As the Supreme Court determined last year, corporations are people, and people sort of suck. Thus, it’s not surprising to learn that although the U.S. economy currently has the same stability as an advanced game of Jenga, corporations are raking in sufficient profits to build and stock their own money bins. And like Scrooge McDuck’s shrine to capitalism, the impact on the economy is not especially positive.
According to this AP article, despite strong second quarter corporate earnings, job growth is “moving kind of slow at the Junction” and wages are as stagnant as the crowd at a Pat Boone concert.
Wages and salaries accounted for just 1 percent of economic growth in the first 18 months after economists declared that the recession had ended in June 2009, according to Sum and other Northeastern researchers.
In the same period after the 2001 recession, wages and salaries accounted for 15 percent. They were 50 percent after the 1991-92 recession and 25 percent after the 1981-82 recession.
Corporate profits, by contrast, accounted for an unprecedented 88 percent of economic growth during those first 18 months. That’s compared with 53 percent after the 2001 recession, nothing after the 1991-92 recession and 28 percent after the 1981-82 recession.
Yeah, that’s peculiar. However, there is some logic behind the discrepancy. Corporations, despite their growing coffers, aren’t hiring and they aren’t raising salaries because there’s no need to remain competitive in a job market where no one’s hiring.

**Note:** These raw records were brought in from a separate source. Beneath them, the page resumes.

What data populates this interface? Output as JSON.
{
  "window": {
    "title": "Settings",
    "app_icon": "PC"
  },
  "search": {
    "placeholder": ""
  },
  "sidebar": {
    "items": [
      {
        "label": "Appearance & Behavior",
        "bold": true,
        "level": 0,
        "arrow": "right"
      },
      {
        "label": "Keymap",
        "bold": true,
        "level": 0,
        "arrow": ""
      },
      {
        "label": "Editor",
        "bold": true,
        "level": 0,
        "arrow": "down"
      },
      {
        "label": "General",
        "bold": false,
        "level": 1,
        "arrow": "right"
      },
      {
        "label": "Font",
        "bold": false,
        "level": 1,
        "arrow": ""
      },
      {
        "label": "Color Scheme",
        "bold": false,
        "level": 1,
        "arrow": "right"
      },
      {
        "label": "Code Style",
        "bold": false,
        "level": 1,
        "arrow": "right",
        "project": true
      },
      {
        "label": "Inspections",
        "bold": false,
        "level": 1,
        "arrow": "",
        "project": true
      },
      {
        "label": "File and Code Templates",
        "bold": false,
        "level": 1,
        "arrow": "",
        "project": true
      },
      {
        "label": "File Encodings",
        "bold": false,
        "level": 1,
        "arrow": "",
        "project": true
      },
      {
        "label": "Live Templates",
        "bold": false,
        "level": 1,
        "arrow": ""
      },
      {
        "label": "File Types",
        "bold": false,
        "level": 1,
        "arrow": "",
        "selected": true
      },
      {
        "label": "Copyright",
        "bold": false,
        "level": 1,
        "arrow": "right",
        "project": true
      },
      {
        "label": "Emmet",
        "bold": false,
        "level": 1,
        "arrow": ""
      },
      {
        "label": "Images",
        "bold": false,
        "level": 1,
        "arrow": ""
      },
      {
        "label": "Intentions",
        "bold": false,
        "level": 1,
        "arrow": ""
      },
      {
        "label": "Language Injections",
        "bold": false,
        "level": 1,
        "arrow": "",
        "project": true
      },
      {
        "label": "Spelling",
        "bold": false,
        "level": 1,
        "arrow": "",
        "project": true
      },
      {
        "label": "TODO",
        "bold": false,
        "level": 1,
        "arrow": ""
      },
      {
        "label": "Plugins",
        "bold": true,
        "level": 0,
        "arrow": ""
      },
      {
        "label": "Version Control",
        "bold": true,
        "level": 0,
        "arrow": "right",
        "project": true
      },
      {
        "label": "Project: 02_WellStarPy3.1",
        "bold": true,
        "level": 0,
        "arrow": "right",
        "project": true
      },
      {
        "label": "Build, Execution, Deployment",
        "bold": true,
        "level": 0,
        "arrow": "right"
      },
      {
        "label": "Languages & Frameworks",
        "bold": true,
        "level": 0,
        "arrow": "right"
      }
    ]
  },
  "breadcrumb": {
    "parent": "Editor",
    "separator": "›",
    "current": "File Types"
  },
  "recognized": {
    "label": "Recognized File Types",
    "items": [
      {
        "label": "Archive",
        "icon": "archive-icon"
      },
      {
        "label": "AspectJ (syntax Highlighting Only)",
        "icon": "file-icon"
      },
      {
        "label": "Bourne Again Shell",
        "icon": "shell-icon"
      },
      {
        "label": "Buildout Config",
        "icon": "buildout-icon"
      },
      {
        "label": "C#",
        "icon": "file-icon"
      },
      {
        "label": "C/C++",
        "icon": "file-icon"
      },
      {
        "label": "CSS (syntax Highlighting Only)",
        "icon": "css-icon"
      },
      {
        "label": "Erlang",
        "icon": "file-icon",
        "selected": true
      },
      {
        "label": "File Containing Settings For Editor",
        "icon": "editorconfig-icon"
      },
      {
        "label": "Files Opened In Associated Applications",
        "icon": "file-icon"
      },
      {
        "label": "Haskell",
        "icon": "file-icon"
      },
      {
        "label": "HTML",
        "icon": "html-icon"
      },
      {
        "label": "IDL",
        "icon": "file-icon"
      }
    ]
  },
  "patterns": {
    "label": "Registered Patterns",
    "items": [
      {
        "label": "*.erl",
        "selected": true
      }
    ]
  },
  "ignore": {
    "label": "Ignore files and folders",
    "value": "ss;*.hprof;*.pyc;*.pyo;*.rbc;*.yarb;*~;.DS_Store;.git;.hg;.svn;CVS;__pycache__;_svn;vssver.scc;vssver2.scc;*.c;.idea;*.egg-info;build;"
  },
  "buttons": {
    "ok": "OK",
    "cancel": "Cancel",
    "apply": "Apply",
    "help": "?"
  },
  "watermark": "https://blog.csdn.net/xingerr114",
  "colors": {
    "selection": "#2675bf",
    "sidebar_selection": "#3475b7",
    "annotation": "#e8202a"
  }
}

I should clarify that many companies are adding jobs overseas. This is often referred to as “optimization,” which is more correctly called “exploitation.” U.S. workers want living wages and health insurance. That does not help the bottom line. But wouldn’t it be a grand show of patriotism to take a relative profit hit and keep those jobs in the states? Instead companies employ a strategy straight from the “Animal Farm Guide to Corporate Management.” The spin is that companies have no choice but to cut these jobs in order to remain viable. Your colleague lost his job but you got to keep yours, right? And that’s why we also can’t increase your salary even though rent and groceries have increased. This is all necessary so that Farmer Jones doesn’t come back.
Meanwhile, the remaining employees trudge on like Boxer, striving to “work harder.” This was discussed in a recent Morning Edition on NPR. Much of these corporate profits stem from “relentless cost cutting” and increased productivity (e.g. one worker doing the job of two while making the same as he did three years ago). Of course, this business model — crafted in the same section of hell that creates abusive spouses — only works as long as employees have no shelter elsewhere. And though there might be some sinister logic in increasing profits by curbing “discretionary spending” (corporate speak for basic, cost-of-living raises that simply ensure you are not effectively making less than you did last year), Vulcan philosophy appears to peter out at the C-level, as evidenced by CEO pay inceasing 24 percent in 2010.
At Viacom, CEO Philippe Dauman got an impressive $84.5 million last year, or 1,990 times what the typical Viacom worker got. This assumes his workers make the $42,500 a year, on average, reported by the Bureau of Labor Statistics as the typical pay for employees in arts, design, entertainment, sports and media.
Dauman reduced Viacom’s workforce 7 percent (about 850 positions) in 2008. He did volunteer to not accept a pay increase in 2009, but he certainly made up for his year spent scavenging through trashcans and sleeping under the BQE by almost tripling his salary in 2010. Granted, that’s cigar-lighting money compared to what school teachers make, but it does seem a tad excessive for someone with a whopping 38 percent approval rating on Glassdoor.com. OK, I concede that this is based on only 13 reviewers but when you “optimize” your workforce, you also “optimize” your sample size.
You could take Dauman’s $50 million increase and give all 10,000 of his employees a $5,000 bonus (more than 10 percent of their estimated average salaries) or you could hire back the 850 employees he released (about $35 million) and still have a little more than $1,000 left for everyone (George W. Bush only sent me a check for $350 in 2001). Although “punishing” Dauman for his success this way would be quite a blow to the private jet and luxury yacht business, it would be a much-needed injection of cash into the gas, food, and lodging industries.
This is in itself pretty appalling but what’s worse is many of our elected officials would sacrifice your own children — certainly not theirs — on the altar of Baal to preserve tax cuts for people like Dauman, who by accepting such a salary adjustment demonstrated that either he can’t do math, in which case he shouldn’t even be a CEO, or that his soul evaporated around the same time as M. Night Shyamalan’s talent.